Sorry if you are, or are related to, a turf-accountant and the gold-plated Rolls Royce is being sold this week because last Saturday night is now known as Black Saturday.
Not only did we all know that when Barcelona scored just once more it would be their 6,000th La Liga goal … we all absolutely knew that it HAD to be Leo Messi who would tuck it away.
I’ll wager that more than a few had money on “Messi first scorer”.
No question. He’s a genius, he scored their 5,000th goal nine years ago and it was simply unthinkable that anyone else would create this amazing landmark. (NB, just in case you’re wondering, Messi has either scored or made 476 of those 1,000 goals since the defeat of Racing Santander in 2009).
His free kicks are legendary. Last season he hit an all-time high for converting them and, largely, he’ll thrash the ball into the postage stamp between post and crossbar.
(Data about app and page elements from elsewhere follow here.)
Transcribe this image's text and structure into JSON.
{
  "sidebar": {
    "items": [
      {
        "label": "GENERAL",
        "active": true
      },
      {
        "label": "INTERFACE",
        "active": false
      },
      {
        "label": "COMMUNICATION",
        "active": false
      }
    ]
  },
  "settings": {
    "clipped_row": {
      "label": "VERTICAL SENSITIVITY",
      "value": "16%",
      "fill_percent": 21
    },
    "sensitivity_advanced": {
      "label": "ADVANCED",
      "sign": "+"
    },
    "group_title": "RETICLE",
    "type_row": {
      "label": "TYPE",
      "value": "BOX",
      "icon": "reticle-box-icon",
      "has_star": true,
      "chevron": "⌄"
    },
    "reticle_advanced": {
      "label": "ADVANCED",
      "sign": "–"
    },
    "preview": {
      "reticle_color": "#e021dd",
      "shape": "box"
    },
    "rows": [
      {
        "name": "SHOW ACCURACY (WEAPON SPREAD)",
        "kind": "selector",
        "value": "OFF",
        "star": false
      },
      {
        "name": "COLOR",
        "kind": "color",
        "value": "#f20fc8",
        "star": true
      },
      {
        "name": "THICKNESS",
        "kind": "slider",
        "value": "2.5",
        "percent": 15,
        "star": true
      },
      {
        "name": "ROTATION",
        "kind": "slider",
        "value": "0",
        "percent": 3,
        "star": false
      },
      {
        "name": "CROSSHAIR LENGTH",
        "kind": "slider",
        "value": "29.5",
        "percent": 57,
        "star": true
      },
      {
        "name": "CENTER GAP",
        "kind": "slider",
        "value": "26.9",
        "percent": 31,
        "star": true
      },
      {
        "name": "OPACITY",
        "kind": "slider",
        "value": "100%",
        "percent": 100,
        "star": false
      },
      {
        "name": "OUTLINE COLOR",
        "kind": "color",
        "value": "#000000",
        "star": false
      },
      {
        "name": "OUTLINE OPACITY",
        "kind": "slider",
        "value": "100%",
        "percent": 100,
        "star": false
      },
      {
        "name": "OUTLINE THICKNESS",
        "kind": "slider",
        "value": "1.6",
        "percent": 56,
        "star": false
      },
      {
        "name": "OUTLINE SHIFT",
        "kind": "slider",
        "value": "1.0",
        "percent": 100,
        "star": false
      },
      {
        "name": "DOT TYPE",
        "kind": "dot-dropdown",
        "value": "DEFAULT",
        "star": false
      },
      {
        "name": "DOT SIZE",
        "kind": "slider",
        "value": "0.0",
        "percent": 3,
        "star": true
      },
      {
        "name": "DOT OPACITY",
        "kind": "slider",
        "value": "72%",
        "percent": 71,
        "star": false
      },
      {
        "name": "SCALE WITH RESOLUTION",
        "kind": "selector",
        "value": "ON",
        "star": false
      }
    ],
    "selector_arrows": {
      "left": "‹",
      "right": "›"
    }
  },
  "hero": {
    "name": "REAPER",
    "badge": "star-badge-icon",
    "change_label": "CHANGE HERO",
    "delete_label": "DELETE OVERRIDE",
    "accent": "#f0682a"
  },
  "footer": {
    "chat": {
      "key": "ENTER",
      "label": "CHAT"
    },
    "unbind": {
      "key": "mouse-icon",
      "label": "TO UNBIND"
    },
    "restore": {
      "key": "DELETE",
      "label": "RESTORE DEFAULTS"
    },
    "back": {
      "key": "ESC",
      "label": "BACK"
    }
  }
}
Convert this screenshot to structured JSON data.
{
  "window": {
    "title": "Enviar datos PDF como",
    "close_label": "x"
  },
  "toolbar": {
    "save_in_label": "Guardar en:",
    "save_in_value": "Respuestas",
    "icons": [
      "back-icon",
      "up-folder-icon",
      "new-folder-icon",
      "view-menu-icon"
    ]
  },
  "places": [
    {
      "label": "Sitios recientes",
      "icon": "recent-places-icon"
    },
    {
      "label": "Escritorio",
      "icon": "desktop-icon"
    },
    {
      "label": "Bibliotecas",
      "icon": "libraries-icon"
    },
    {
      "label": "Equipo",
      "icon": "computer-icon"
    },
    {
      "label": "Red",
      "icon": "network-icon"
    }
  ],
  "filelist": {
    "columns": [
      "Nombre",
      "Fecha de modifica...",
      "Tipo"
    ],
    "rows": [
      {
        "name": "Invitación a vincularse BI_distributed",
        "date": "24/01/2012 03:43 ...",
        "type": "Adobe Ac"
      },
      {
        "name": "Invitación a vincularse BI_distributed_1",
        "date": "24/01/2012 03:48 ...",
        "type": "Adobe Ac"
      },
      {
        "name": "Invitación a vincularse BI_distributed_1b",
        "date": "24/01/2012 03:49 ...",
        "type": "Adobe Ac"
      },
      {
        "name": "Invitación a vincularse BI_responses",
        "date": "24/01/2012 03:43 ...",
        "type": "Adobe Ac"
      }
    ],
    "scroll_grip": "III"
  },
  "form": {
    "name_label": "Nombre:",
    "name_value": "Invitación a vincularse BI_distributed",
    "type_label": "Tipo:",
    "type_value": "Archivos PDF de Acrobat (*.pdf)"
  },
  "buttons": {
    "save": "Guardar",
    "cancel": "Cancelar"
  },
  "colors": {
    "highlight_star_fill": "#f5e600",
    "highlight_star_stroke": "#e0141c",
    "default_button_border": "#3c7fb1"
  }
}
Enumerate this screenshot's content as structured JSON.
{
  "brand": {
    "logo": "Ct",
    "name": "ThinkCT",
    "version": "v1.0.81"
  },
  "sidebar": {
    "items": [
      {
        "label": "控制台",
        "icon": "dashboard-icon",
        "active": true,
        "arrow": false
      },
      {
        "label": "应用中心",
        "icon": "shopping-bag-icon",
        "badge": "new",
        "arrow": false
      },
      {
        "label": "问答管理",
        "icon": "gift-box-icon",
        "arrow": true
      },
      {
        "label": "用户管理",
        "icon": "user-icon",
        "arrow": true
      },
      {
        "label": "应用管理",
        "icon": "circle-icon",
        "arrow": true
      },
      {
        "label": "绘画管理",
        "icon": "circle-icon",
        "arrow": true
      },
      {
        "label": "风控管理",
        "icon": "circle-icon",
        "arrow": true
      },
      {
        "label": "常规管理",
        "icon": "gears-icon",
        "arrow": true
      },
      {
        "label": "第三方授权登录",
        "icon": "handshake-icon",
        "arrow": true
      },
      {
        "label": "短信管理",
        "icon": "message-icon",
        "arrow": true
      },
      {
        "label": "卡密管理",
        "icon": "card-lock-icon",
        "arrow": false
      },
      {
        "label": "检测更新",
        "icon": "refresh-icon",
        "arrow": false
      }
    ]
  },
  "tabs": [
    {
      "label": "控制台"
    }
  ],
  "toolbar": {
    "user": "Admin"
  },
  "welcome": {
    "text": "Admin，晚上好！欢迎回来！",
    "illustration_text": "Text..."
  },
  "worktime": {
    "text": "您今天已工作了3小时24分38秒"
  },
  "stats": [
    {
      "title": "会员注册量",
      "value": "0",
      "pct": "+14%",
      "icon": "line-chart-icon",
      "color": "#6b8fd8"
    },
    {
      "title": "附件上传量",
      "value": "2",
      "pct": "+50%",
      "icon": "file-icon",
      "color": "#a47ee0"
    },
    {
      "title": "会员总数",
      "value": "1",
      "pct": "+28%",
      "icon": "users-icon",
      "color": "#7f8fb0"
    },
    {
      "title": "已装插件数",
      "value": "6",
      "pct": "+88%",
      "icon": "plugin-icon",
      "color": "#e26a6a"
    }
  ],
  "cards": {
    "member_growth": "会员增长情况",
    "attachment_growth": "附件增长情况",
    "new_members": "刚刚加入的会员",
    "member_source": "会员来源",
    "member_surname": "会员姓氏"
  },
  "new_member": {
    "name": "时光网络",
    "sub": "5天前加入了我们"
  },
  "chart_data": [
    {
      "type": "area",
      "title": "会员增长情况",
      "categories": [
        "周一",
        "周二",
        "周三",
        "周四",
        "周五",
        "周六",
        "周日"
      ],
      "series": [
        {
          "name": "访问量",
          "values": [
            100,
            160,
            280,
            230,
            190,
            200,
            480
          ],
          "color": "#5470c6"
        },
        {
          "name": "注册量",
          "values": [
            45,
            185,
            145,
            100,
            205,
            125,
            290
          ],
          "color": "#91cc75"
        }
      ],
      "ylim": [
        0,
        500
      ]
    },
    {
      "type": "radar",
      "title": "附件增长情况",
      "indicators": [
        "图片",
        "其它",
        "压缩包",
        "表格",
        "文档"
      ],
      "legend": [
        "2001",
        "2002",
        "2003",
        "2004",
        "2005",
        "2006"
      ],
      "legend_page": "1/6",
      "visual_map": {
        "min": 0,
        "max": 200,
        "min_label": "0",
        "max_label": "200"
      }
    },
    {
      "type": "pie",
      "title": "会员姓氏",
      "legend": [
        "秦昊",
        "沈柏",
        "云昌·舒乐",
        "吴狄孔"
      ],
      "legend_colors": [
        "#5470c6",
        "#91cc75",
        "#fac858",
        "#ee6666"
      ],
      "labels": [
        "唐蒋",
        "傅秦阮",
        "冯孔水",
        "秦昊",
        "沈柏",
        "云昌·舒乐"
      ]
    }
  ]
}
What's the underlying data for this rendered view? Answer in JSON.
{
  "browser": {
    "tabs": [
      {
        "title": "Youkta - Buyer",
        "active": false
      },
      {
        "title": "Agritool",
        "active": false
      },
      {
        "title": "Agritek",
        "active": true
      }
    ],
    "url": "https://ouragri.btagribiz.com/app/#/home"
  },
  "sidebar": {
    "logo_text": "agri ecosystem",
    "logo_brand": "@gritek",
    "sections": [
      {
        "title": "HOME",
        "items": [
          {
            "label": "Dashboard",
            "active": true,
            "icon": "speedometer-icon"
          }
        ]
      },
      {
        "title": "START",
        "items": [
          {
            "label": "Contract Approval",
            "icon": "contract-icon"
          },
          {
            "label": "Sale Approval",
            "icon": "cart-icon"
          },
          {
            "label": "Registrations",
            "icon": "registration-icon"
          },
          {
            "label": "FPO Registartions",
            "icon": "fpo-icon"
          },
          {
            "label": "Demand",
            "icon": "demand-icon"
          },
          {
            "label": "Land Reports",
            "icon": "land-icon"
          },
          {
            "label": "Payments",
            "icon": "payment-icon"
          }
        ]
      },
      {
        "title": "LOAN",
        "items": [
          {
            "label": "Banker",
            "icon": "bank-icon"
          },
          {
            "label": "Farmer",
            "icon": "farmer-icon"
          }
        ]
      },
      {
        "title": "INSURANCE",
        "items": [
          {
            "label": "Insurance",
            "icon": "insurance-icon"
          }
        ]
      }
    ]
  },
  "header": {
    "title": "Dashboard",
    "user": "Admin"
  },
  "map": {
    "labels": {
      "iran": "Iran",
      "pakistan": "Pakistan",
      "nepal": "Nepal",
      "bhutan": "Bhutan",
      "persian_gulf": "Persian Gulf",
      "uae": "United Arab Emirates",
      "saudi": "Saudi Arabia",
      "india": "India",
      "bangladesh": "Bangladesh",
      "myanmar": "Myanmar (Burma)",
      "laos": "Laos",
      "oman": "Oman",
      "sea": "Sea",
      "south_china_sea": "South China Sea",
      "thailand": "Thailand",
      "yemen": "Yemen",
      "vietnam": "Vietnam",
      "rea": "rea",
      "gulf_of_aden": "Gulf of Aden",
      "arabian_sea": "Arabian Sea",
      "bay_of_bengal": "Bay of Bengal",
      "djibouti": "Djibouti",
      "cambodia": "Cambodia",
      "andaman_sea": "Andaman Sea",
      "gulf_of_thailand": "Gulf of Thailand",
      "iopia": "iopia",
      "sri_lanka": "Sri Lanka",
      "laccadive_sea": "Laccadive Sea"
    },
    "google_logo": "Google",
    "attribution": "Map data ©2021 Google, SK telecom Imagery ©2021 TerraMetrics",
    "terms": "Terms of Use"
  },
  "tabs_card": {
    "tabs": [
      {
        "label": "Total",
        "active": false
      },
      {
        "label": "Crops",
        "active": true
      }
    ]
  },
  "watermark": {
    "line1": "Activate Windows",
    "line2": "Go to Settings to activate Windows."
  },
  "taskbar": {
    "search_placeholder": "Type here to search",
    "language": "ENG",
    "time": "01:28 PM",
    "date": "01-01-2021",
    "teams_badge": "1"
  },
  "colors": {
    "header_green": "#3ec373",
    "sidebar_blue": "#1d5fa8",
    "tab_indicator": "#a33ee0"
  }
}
Thus the players in the wall jump. Of course they do. Anything to try to deflect his free-kick over. So … every so often he cheekily slots a daisy cutter under their collective leap and, really, it’s quite impossible to stop.
It’s a part of his game that I love. But it’s not often spoken about.
What I mean is that long ago, in the first interview he gave me, Autumn 2006, Messi made it clear to me that his enjoyment of football doesn’t extend to watching much (in fact any) of it when he’s off duty.
You won’t catch him, unlike Xavi for example, watching Serie B, Stoke trying to get out of the Championship or Aberdeen at Hibs in the League Cup.
However, Messi does think about the game. Particularly about penalties and free kicks.
He’ll plan, he’ll remember particularly keepers, what he did to them last time, he’ll stack up information in that massively rapid circuit board in his brain – he calculates. Last season, in Spring, he scored four free-kicks in a six-game spree.
And he did the same to Girona, the sneaky daisy-cutter, as he pulled off at the weekend to break Alavés’ resistance.
What I like most about it is the feeling that it’s, momentarily, like a high-stakes poker game, world title chess or that cool pub game, spoof. Most of the time this wonderful footballer uses technique, power … shock and awe … to beat opponents.
But every so often, when they think they’ve worked out what he’s going to do, he out- psyches them. Whenever he pulls off that “under the wall” trick I’m telling you that there’s an extra, impish smile on his face as he celebrates.
His other goal last weekend was brilliance personified. He hit the woodwork twice, he struck a free-kick off the bar last week in the Spanish Supercup against Sevilla which Gerard Piqué then converted – Messi is switched on. No question. Because Cristiano Ronaldo has left? Because Messi’s been made captain? No … it’s just what he does.
“Genius” we legitimately call it, but what I also see is a guy who simply enjoys his massive talents to the maximum and for whom football has never ceased to be the all-time best legal high.